EGU General Assembly 2022
© Author(s) 2022. This work is distributed under
the Creative Commons Attribution 4.0 License.

A new Berriasian to Coniacian composite carbon isotope record from the Boreal Realm 

André Bornemann, Jochen Erbacher, Martin Blumenberg, and Silke Voigt
André Bornemann et al.
  • Bundesanstalt für Geowissenschaften und Rohstoffe, Hannover, Germany (

High-amplitude shifts in sedimentary δ13C characterize the Cretaceous system and have been proven to be of great use for supraregional chemostratigraphic correlation. Here we present an upper Berriasian to lower Coniacian (c. 142 – 88 Ma) composite carbon isotope record based on 14 drill cores, two outcrops and almost 5000 samples. The total record comprises a composite thickness of about 1500 m. All cores and successions are located in the larger Hanover area, which represents the depocenter of the North German Lower Saxony Basin (LSB) in early to mid-Cretaceous times.

Boreal Lower Cretaceous sediments are predominantly represented by CaCO3-poor mud- and siltstones of up to 2000 m thickness in northern Germany, which become more carbonate-rich during the Albian-Cenomanian transition and even chalkier in the upper Cenomanian to Coniacian interval. A number of global carbon isotope key events including the Valanginian Weissert Event, the OAEs 1a, b and d (Aptian-Albian) as well as for the early Late Cretaceous the Mid-Cenomanian Event (MCE), the OAE 2 (Cenomanian-Turonian Boundary Event) and the Navigation Event, among others, have been identified allowing for a detailed comparison with Tethyan and other Boreal records. Thus, this new detailed chemostratigraphy provides a unique opportunity to potentially overcome many still existing Boreal–Tethyan correlation issues. The presented record can be considered to be almost complete, albeit a small gap in the early Albian cannot be ruled.

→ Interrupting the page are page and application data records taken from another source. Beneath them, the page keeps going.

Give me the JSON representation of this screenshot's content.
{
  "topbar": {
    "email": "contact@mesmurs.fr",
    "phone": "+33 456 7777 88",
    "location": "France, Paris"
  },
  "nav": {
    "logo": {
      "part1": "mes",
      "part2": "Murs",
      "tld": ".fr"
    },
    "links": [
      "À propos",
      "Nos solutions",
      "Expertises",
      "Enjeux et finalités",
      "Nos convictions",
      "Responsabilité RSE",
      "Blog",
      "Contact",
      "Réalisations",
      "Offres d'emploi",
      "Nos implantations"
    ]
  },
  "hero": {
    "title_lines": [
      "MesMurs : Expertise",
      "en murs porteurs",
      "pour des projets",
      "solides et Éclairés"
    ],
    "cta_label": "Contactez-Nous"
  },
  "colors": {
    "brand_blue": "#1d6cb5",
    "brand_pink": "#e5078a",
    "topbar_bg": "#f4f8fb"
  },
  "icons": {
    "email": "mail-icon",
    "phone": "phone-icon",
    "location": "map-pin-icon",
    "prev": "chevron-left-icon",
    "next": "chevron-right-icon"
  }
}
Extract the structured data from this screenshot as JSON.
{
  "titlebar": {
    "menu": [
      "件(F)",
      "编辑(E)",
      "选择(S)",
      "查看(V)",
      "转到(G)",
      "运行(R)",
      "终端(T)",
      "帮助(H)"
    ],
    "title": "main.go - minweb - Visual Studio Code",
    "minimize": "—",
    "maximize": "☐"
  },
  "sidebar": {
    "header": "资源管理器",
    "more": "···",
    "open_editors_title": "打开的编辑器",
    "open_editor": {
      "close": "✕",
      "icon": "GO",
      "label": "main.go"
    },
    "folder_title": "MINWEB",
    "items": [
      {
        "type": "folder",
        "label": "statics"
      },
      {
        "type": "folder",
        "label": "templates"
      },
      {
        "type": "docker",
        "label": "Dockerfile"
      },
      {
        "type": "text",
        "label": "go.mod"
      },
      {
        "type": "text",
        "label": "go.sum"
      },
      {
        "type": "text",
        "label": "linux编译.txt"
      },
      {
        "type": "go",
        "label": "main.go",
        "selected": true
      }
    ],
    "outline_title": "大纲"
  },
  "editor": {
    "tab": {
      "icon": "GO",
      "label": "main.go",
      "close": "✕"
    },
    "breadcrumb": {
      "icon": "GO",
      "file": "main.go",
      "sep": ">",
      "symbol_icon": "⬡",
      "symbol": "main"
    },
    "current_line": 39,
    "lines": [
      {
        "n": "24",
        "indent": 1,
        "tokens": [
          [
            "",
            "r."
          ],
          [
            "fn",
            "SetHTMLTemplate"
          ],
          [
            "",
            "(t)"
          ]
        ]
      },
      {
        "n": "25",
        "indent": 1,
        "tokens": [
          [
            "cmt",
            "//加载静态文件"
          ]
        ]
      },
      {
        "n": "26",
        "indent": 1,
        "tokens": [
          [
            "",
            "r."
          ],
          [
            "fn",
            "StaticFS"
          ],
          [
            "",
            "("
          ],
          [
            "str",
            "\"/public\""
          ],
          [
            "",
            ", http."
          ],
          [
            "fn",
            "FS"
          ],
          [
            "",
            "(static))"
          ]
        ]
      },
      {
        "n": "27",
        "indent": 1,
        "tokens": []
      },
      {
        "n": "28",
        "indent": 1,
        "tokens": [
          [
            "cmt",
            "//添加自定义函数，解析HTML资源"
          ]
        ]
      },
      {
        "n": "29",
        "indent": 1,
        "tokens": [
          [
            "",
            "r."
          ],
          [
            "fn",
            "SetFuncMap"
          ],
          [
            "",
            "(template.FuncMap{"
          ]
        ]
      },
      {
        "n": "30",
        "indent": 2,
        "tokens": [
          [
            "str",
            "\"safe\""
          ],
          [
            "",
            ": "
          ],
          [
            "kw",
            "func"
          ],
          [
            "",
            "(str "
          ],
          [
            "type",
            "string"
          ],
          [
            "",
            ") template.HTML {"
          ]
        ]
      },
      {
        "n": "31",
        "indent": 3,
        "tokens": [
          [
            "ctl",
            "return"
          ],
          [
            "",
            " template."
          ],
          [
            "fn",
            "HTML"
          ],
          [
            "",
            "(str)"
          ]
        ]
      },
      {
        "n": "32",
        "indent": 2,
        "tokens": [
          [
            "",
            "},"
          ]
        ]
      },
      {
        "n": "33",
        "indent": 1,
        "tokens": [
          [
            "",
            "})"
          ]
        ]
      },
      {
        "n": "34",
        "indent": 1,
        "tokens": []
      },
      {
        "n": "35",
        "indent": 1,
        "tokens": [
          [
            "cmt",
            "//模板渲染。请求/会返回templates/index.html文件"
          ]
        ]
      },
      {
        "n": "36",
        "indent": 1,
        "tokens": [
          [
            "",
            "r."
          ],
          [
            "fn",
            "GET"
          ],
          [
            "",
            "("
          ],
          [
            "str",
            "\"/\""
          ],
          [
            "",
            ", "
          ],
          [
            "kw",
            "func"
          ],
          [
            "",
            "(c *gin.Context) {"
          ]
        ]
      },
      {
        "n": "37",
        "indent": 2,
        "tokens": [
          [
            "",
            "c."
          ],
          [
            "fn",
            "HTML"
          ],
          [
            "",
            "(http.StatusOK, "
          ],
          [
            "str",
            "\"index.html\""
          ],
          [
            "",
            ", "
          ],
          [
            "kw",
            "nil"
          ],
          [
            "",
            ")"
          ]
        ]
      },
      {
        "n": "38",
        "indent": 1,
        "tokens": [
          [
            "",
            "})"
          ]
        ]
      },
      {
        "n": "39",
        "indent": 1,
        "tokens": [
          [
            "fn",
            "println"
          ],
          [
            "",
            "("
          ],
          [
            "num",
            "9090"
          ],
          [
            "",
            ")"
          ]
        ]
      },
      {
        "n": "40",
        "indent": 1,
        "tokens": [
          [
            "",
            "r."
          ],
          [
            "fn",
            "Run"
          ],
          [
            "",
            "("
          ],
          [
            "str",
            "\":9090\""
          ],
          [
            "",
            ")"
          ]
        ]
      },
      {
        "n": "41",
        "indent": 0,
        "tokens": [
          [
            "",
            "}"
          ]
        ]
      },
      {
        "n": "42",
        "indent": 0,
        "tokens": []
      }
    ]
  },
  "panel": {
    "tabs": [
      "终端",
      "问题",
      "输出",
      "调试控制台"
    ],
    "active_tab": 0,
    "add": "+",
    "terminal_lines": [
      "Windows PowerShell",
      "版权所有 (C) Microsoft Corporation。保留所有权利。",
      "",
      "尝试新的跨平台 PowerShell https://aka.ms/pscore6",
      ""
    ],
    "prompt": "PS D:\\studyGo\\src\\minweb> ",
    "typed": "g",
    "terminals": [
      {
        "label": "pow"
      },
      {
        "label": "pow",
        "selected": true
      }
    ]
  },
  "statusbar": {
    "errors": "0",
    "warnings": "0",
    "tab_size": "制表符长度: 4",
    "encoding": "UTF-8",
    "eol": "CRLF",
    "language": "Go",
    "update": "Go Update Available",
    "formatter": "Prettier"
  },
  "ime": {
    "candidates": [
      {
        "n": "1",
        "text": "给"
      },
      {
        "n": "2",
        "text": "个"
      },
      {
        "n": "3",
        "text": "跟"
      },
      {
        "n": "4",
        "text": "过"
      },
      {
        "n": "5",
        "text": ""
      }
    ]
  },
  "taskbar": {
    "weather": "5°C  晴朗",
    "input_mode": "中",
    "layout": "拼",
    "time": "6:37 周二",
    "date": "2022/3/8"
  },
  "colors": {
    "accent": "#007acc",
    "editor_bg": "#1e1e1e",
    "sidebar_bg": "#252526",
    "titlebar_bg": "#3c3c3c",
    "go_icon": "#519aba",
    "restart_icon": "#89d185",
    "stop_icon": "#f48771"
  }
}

How to cite: Bornemann, A., Erbacher, J., Blumenberg, M., and Voigt, S.: A new Berriasian to Coniacian composite carbon isotope record from the Boreal Realm , EGU General Assembly 2022, Vienna, Austria, 23–27 May 2022, EGU22-2200,, 2022.